» **Exercise goal**
Every record below is to be copied exactly, with its images omitted.

####################

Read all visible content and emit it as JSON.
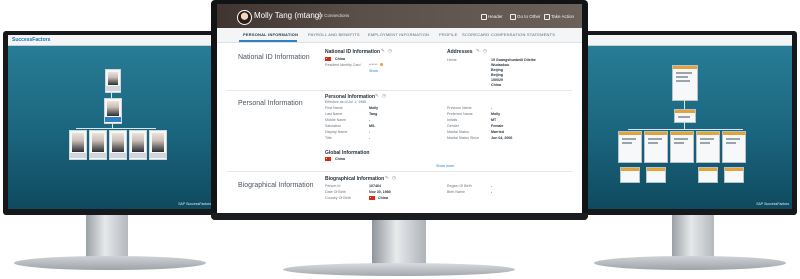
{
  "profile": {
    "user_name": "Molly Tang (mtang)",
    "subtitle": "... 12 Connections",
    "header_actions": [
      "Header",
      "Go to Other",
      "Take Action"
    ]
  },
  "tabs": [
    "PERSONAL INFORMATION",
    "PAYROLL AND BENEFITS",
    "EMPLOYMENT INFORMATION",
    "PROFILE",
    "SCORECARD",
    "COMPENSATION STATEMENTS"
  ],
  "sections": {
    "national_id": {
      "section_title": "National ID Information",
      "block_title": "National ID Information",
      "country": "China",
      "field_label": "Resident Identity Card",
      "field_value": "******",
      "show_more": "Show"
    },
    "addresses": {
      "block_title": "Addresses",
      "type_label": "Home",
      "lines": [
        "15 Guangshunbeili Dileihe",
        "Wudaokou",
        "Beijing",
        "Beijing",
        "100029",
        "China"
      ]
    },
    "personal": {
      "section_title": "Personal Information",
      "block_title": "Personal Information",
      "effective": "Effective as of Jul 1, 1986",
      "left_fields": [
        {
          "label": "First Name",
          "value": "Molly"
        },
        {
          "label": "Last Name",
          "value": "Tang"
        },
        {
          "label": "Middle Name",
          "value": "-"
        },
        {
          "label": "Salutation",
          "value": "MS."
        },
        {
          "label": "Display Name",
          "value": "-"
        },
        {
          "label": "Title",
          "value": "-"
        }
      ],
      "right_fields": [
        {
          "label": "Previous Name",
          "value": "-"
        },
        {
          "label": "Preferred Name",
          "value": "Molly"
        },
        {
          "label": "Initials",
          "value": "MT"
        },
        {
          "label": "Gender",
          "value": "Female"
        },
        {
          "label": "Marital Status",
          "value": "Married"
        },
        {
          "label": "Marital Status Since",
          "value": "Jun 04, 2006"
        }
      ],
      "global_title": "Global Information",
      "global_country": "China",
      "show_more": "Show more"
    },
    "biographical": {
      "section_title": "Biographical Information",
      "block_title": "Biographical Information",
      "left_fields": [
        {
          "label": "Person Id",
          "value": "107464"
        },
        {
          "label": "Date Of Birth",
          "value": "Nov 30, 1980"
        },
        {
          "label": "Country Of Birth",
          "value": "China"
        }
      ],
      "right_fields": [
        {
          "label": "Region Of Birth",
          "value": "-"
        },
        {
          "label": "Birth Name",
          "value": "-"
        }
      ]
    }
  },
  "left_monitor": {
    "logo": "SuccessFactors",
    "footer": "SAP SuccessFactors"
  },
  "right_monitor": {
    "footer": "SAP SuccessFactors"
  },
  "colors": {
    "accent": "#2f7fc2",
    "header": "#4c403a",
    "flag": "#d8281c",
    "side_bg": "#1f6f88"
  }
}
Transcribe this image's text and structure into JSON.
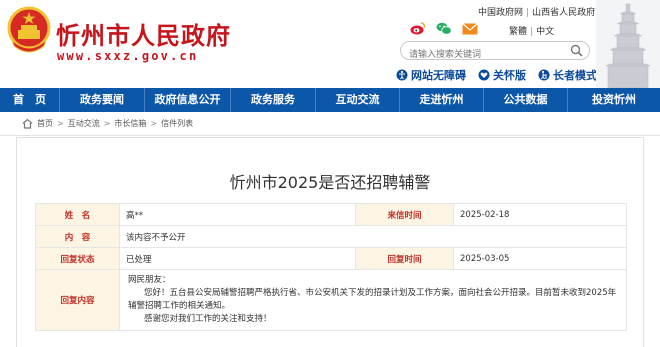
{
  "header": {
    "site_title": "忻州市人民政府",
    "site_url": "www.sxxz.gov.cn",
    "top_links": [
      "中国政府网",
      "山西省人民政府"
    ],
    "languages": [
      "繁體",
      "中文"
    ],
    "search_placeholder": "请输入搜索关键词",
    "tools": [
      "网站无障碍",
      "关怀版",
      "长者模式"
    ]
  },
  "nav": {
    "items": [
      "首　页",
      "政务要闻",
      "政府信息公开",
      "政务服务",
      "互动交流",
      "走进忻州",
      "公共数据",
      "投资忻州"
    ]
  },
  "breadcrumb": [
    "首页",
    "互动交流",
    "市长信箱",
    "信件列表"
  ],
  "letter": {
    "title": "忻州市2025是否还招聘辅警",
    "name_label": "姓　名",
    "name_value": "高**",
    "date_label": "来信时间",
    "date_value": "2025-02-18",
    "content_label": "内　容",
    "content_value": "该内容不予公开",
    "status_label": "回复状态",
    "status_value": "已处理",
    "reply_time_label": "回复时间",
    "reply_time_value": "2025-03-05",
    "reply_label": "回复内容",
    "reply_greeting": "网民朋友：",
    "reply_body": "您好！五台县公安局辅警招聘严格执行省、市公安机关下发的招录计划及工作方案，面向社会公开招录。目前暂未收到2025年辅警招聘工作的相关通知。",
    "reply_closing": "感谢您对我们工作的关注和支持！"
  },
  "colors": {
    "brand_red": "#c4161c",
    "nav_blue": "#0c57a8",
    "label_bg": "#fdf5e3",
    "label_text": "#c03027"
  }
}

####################

» **Exercise solution**
Read all visible content and emit it as JSON.
{
  "profile": {
    "user_name": "Molly Tang (mtang)",
    "subtitle": "... 12 Connections",
    "header_actions": [
      "Header",
      "Go to Other",
      "Take Action"
    ]
  },
  "tabs": [
    "PERSONAL INFORMATION",
    "PAYROLL AND BENEFITS",
    "EMPLOYMENT INFORMATION",
    "PROFILE",
    "SCORECARD",
    "COMPENSATION STATEMENTS"
  ],
  "sections": {
    "national_id": {
      "section_title": "National ID Information",
      "block_title": "National ID Information",
      "country": "China",
      "field_label": "Resident Identity Card",
      "field_value": "******",
      "show_more": "Show"
    },
    "addresses": {
      "block_title": "Addresses",
      "type_label": "Home",
      "lines": [
        "15 Guangshunbeili Dileihe",
        "Wudaokou",
        "Beijing",
        "Beijing",
        "100029",
        "China"
      ]
    },
    "personal": {
      "section_title": "Personal Information",
      "block_title": "Personal Information",
      "effective": "Effective as of Jul 1, 1986",
      "left_fields": [
        {
          "label": "First Name",
          "value": "Molly"
        },
        {
          "label": "Last Name",
          "value": "Tang"
        },
        {
          "label": "Middle Name",
          "value": "-"
        },
        {
          "label": "Salutation",
          "value": "MS."
        },
        {
          "label": "Display Name",
          "value": "-"
        },
        {
          "label": "Title",
          "value": "-"
        }
      ],
      "right_fields": [
        {
          "label": "Previous Name",
          "value": "-"
        },
        {
          "label": "Preferred Name",
          "value": "Molly"
        },
        {
          "label": "Initials",
          "value": "MT"
        },
        {
          "label": "Gender",
          "value": "Female"
        },
        {
          "label": "Marital Status",
          "value": "Married"
        },
        {
          "label": "Marital Status Since",
          "value": "Jun 04, 2006"
        }
      ],
      "global_title": "Global Information",
      "global_country": "China",
      "show_more": "Show more"
    },
    "biographical": {
      "section_title": "Biographical Information",
      "block_title": "Biographical Information",
      "left_fields": [
        {
          "label": "Person Id",
          "value": "107464"
        },
        {
          "label": "Date Of Birth",
          "value": "Nov 30, 1980"
        },
        {
          "label": "Country Of Birth",
          "value": "China"
        }
      ],
      "right_fields": [
        {
          "label": "Region Of Birth",
          "value": "-"
        },
        {
          "label": "Birth Name",
          "value": "-"
        }
      ]
    }
  },
  "left_monitor": {
    "logo": "SuccessFactors",
    "footer": "SAP SuccessFactors"
  },
  "right_monitor": {
    "footer": "SAP SuccessFactors"
  },
  "colors": {
    "accent": "#2f7fc2",
    "header": "#4c403a",
    "flag": "#d8281c",
    "side_bg": "#1f6f88"
  }
}
Transcribe this image's text and structure into JSON.
{
  "header": {
    "site_title": "忻州市人民政府",
    "site_url": "www.sxxz.gov.cn",
    "top_links": [
      "中国政府网",
      "山西省人民政府"
    ],
    "languages": [
      "繁體",
      "中文"
    ],
    "search_placeholder": "请输入搜索关键词",
    "tools": [
      "网站无障碍",
      "关怀版",
      "长者模式"
    ]
  },
  "nav": {
    "items": [
      "首　页",
      "政务要闻",
      "政府信息公开",
      "政务服务",
      "互动交流",
      "走进忻州",
      "公共数据",
      "投资忻州"
    ]
  },
  "breadcrumb": [
    "首页",
    "互动交流",
    "市长信箱",
    "信件列表"
  ],
  "letter": {
    "title": "忻州市2025是否还招聘辅警",
    "name_label": "姓　名",
    "name_value": "高**",
    "date_label": "来信时间",
    "date_value": "2025-02-18",
    "content_label": "内　容",
    "content_value": "该内容不予公开",
    "status_label": "回复状态",
    "status_value": "已处理",
    "reply_time_label": "回复时间",
    "reply_time_value": "2025-03-05",
    "reply_label": "回复内容",
    "reply_greeting": "网民朋友：",
    "reply_body": "您好！五台县公安局辅警招聘严格执行省、市公安机关下发的招录计划及工作方案，面向社会公开招录。目前暂未收到2025年辅警招聘工作的相关通知。",
    "reply_closing": "感谢您对我们工作的关注和支持！"
  },
  "colors": {
    "brand_red": "#c4161c",
    "nav_blue": "#0c57a8",
    "label_bg": "#fdf5e3",
    "label_text": "#c03027"
  }
}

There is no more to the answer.